Find out all about feverfew, including what it does, the benefits to using it and how much you might need
Written by Victoria Goldman on March 19, 2019
Reviewed by Gabriella Clarke on March 21, 2019
Feverfew, or Tanacetum parthenium
, is a flowering plant related to the aster or daisy family. It grows as a weed all over the world.1
The Ancient Greeks used feverfew to ease inflammation and fever.
What is feverfew and what does it do?
Traditionally, the herb was popular for headaches, fever, inflammatory conditions, coughs, colds and arthritis.2
Indeed, the word ‘feverfew’ comes from the Latin word febrifugia
, which means ‘fever reducer’.3
Nowadays, it isn’t used for those reasons but is instead a popular herbal remedy for the prevention of migraine symptoms.4
Benefits of feverfew
What does feverfew do in the body?
Like other plants in the aster or daisy family, feverfew contains more than 30 natural plant chemicals. These are called sesquiterpene lactones, with the most active being parthenolide.
These chemicals are thought to:5
Prevention of migraine
- block the body’s production of prostaglandins, which cause inflammation, pain and fever
- stop blood vessel muscles from contracting
- curb the action of signalling molecules that promote inflammation in the body6
– the above effects mean feverfew may be helpful for prevention of migraine
headache, and it has been approved by the European Medicines Agency for this use.7
A Cochrane review, published in 2015, found that feverfew was effective in preventing migraine in four out of six clinical trials. However, researchers suggested that more high-quality trials were needed.8
If you’re interested in taking feverfew to prevent migraine attacks, speak to your GP or a medical herbalist first. You should only take it if you have already been diagnosed with migraine and other serious conditions have been ruled out first.9
How much feverfew is safe to take?
It’s safe to take 100mg of powdered feverfew per day, according to the European Medicines Agency.10
Experts advise that feverfew supplements should have parthenolide standardised to 0.2%.11
Make sure you read the product label carefully and stick to the recommended dose.
Feverfew shouldn’t be taken by the following people, as it has not yet been proven to be safe:12,13
- babies and children
- pregnant or breast-feeding women
- anyone taking blood-thinning medicines, such as aspirin or warfarin
In some people, feverfew can cause an allergic reaction, so don’t take it if you know you have allergies to other plants in the aster family, such as chrysanthemums, daisies and marigolds.14
What are the side-effects of using feverfew?
Teas or fresh leaves from the feverfew plant can taste very bitter and may irritate your mouth.

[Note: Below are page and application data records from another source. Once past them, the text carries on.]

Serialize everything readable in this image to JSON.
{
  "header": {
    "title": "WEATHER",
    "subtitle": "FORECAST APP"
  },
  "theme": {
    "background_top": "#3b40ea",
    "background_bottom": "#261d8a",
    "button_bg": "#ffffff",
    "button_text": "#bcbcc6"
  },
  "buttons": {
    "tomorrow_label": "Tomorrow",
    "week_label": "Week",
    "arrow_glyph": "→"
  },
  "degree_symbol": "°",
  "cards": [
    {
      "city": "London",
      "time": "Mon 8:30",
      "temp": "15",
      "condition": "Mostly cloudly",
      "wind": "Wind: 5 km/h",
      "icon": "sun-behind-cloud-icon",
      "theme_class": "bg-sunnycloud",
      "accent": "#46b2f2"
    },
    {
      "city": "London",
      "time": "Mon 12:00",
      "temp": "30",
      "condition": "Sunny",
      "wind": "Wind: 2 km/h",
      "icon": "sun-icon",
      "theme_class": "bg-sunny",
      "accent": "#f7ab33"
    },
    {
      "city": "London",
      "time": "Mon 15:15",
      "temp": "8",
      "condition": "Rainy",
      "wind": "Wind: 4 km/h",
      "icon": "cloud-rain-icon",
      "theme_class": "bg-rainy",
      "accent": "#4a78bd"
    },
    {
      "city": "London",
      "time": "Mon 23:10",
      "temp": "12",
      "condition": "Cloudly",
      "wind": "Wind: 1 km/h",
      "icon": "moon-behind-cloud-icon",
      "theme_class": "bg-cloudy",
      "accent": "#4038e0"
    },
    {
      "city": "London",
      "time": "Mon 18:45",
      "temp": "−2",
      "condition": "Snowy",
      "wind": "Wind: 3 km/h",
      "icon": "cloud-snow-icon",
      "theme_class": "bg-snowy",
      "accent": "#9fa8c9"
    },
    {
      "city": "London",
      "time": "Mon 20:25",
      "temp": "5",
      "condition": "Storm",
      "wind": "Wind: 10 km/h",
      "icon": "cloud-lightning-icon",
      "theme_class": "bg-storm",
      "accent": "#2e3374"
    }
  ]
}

For some people this can cause numbness and swelling.15
Capsules or tablets don’t usually trigger side-effects, but can occasionally cause:16

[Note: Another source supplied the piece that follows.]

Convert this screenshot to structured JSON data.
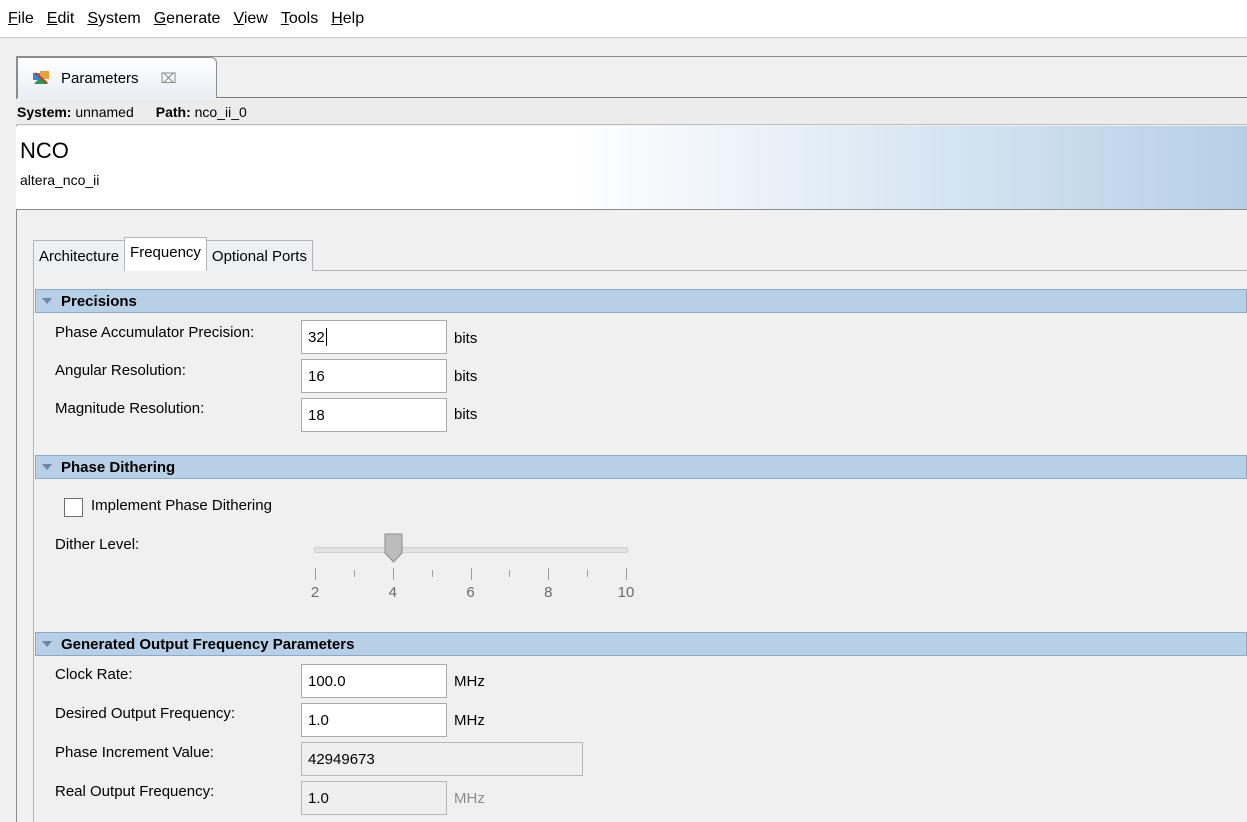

- mouth ulcers
- tummy upsets
If you’ve been taking feverfew for a long time and then decide to stop, you may experience rebound symptoms, known as ‘feverfew rebound syndrome’.17
Symptoms can include:18
- difficulty sleeping
- stiff or painful muscles
It’s important to decrease your dose of feverfew slowly to help prevent these rebound effects.19
Shop Herbal Remedies
Advice is for information only and should not replace medical care. Please check with your GP before trying any remedies.
1. British Herbal Medicine Association. Feverfew
2. Pareek A, et al. Feverfew (Tanacetum parthenium L.): A systematic review
3. As Source 1
4. As Source 2
5. As Source 2
6. Kwok BH, et al. The anti-inflammatory natural product parthenolide from the medicinal herb Feverfew directly binds to and inhibits IkappaB kinase
7. European Medicines Agency. Community herbal monograph on Tanacetum parthenium (L.) Schulz Bip., herba
8. Wider B, Pittler MH, Ernst E. Feverfew for preventing migraine
9. As Source 7
10. As Source 7
11. As Source 2
12. As Source 2
13. As Source 7
14. Drugs and Lactation Database. Feverfew
15. As Source 1
16. As Source 14
17. The Migraine Trust. Feverfew
18. As Source 2
19. As Source 17